    ‘novels and short stories have been disesteemed’
    • ‘The professional critic or literary scholar who equates metaphor with poetry and poetry with truth is both disesteemed and opposed by the philosopher who, after deciding that metaphors are literally false, or cognitively insignificant, dismisses them as ‘mere’ instances of semantic confusion.’
    • ‘One disesteeming feature of the regulatory body is that although it has broad administrative brief, the final decision is left to the Minister for Energy a situation which creates opportunities for the Minister, a political appointee, to veto the decisions of the Board, the technical body.’
    • ‘It is quite clear that fathers have been disesteemed and are disesteemed today.’
    • ‘The Fund will support research projects intended to lead to an increased understanding of personal factors, social arrangements, social institutions and physical factors affecting the well being of disesteemed or disadvantaged persons.’
    • ‘The man who abandoned his shield was disesteemed by all; and the greatest dishonor was a shield fallen into the hands of the enemy.’
    • ‘As a result of repeated encounters with the stigmatizing gaze of a culturally dominant other, the members of disesteemed groups internalize negative self-images and are prevented from developing a healthy cultural identity of their own.’
    • ‘Thus, non-landed economic activities geared toward profit and growth through capital investment were disesteemed and thereby stifled.’
    • ‘In our earnestness to romanticize the cowboy we've ironically disesteemed his true character.’
    • ‘Like cebil-seeds snuffed and smoked, intranasal bufotenine is throughout quite physically relaxing; in no case was there facial rubescence, nor any discomfort nor disesteeming side-effect.’

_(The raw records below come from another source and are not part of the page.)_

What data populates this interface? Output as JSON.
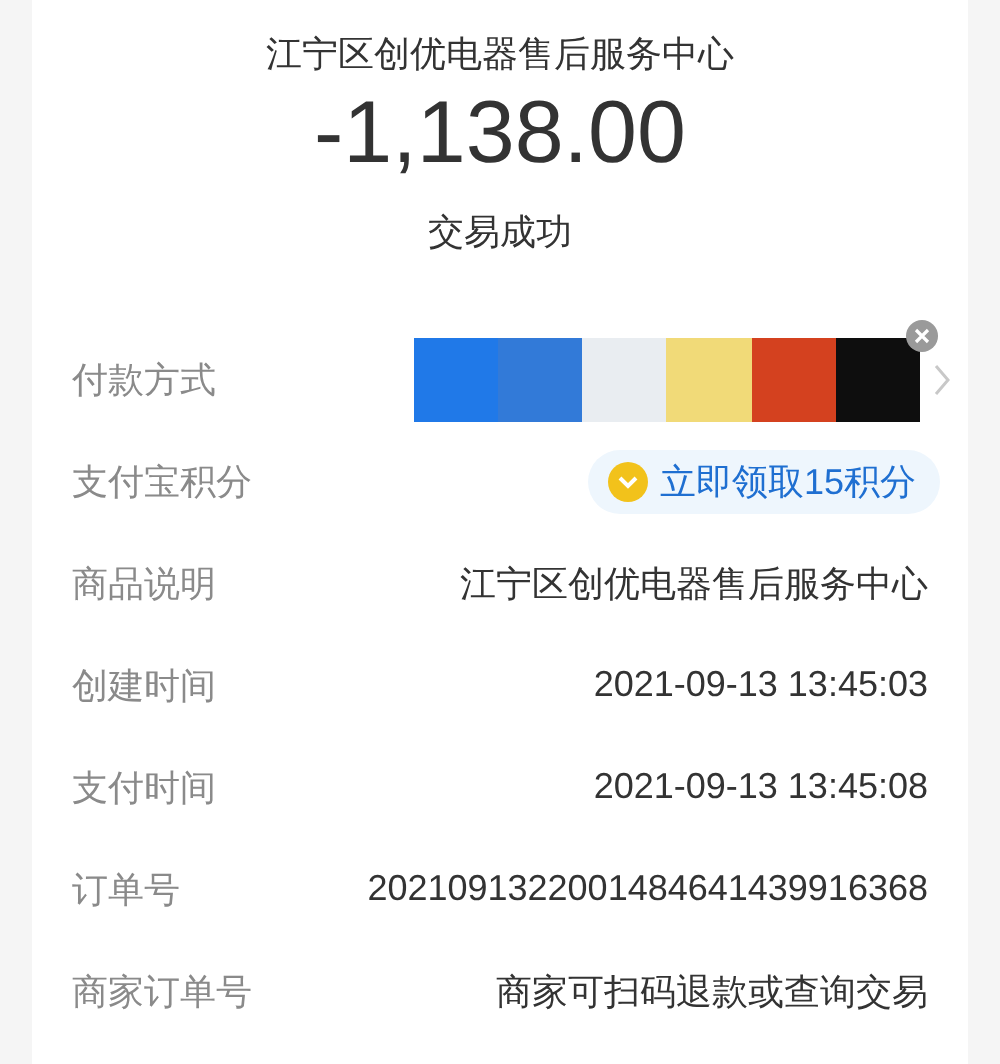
{
  "header": {
    "merchant": "江宁区创优电器售后服务中心",
    "amount": "-1,138.00",
    "status": "交易成功"
  },
  "rows": [
    {
      "kind": "swatches",
      "label": "付款方式",
      "swatches": [
        {
          "color": "#2079e8"
        },
        {
          "color": "#327ad8"
        },
        {
          "color": "#e9edf1"
        },
        {
          "color": "#f1da78"
        },
        {
          "color": "#d4411f"
        },
        {
          "color": "#0e0e0e"
        }
      ]
    },
    {
      "kind": "points",
      "label": "支付宝积分",
      "value": "立即领取15积分"
    },
    {
      "kind": "text",
      "label": "商品说明",
      "value": "江宁区创优电器售后服务中心"
    },
    {
      "kind": "text",
      "label": "创建时间",
      "value": "2021-09-13 13:45:03"
    },
    {
      "kind": "text",
      "label": "支付时间",
      "value": "2021-09-13 13:45:08"
    },
    {
      "kind": "text",
      "label": "订单号",
      "value": "2021091322001484641439916368"
    },
    {
      "kind": "text",
      "label": "商家订单号",
      "value": "商家可扫码退款或查询交易"
    }
  ]
}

    • ‘Work in the low style generally reveals an ‘ambivalence about wealth’, but ‘pastoral was a place where it was particularly disesteemed’.’
    • ‘The only productions enjoyed in real quantity are the amateur efforts in slams and ezines, which are disesteemed by serious poets.’
    • ‘Feminist philosophical work in ethics, political theory and theory of knowledge has two central aims: to reveal the gender bias encoded in conventional philosophical work, and to reconstruct theories of morality, political justice, and knowledge so that they more adequately address the experience of women and other disesteemed social groups.’
    • ‘The biggest challenge of this mountain is its altitude, cold and severe climate, factors that never must be disesteemed in the intent to reach the peak of the ceiling of America’
    • ‘But one can come away from the story thinking that Trollope disesteemed travelers as a class, just as one can come away thinking that he disesteemed women who tried to make an independent go of their lives.’
    • ‘I've written an essay expanding upon my reasons for disesteeming his work, so I won't recapitulate those reasons here.’